▶ **Task directions**
Go through the records below line by line, counting those that contain the word "JSON"; answer with the count only.

Web page and app entries:
*** Block opens ***
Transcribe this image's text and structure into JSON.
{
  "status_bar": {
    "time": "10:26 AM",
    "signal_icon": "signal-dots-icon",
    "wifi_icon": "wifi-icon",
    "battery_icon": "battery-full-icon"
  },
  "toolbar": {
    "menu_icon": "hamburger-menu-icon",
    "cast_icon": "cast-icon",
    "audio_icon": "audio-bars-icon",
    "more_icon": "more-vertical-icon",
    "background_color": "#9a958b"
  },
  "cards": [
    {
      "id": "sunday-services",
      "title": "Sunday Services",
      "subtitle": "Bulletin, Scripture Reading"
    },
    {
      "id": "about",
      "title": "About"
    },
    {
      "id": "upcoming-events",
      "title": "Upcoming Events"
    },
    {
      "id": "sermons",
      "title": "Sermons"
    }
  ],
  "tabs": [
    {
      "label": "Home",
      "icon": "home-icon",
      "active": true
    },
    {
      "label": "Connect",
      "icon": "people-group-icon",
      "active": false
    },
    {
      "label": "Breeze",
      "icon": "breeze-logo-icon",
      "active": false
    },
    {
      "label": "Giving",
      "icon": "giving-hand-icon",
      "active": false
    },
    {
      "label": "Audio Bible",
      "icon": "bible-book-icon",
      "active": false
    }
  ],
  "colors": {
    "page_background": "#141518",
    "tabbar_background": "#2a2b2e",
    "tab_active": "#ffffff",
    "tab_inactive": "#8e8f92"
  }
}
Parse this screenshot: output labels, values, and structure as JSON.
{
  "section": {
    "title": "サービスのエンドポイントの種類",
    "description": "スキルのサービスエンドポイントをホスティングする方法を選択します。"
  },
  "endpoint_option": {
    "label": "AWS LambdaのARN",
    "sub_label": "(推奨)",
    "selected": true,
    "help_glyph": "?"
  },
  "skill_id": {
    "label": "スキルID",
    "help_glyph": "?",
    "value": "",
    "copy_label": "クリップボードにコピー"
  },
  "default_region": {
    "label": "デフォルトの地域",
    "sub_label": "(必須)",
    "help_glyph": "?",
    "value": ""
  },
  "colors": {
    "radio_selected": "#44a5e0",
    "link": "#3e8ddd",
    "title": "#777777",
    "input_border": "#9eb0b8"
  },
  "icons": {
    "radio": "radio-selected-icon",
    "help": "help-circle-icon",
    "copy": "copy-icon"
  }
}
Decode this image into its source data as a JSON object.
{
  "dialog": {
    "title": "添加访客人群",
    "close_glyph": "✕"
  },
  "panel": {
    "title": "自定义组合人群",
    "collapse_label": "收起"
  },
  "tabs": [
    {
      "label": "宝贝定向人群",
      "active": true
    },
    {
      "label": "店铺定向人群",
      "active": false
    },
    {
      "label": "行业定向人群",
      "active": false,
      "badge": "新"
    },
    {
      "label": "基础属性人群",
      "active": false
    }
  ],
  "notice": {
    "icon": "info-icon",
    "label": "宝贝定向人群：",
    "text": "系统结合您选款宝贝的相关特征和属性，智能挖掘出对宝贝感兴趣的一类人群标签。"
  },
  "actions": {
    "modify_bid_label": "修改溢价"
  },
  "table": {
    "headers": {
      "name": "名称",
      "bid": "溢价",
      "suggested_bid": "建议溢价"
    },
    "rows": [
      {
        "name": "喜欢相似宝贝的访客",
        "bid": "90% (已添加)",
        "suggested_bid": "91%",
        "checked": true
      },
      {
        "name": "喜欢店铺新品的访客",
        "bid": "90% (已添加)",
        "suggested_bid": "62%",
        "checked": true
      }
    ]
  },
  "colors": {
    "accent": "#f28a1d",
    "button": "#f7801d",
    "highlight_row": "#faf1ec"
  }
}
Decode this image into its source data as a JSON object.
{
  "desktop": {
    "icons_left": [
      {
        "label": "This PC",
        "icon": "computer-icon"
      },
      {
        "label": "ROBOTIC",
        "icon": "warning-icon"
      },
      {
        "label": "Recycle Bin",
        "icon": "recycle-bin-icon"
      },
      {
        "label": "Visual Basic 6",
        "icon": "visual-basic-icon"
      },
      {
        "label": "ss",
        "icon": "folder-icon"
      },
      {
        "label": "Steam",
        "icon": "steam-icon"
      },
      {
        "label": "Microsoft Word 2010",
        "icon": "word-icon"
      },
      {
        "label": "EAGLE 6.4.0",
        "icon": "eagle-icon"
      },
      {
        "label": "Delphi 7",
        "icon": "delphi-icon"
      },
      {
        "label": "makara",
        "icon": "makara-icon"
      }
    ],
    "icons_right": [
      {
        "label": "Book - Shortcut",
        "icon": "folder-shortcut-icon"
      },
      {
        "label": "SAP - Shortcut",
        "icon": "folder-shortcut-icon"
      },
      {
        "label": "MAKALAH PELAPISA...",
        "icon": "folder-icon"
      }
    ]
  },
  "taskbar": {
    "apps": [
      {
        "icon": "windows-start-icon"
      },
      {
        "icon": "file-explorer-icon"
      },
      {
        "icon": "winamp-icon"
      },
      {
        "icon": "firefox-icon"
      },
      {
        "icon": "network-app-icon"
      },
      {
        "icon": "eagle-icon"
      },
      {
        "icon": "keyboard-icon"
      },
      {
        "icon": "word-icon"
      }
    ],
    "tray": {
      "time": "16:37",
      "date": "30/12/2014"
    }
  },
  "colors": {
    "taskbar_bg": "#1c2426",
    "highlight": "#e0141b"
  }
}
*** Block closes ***
▶ **Result of this task**
4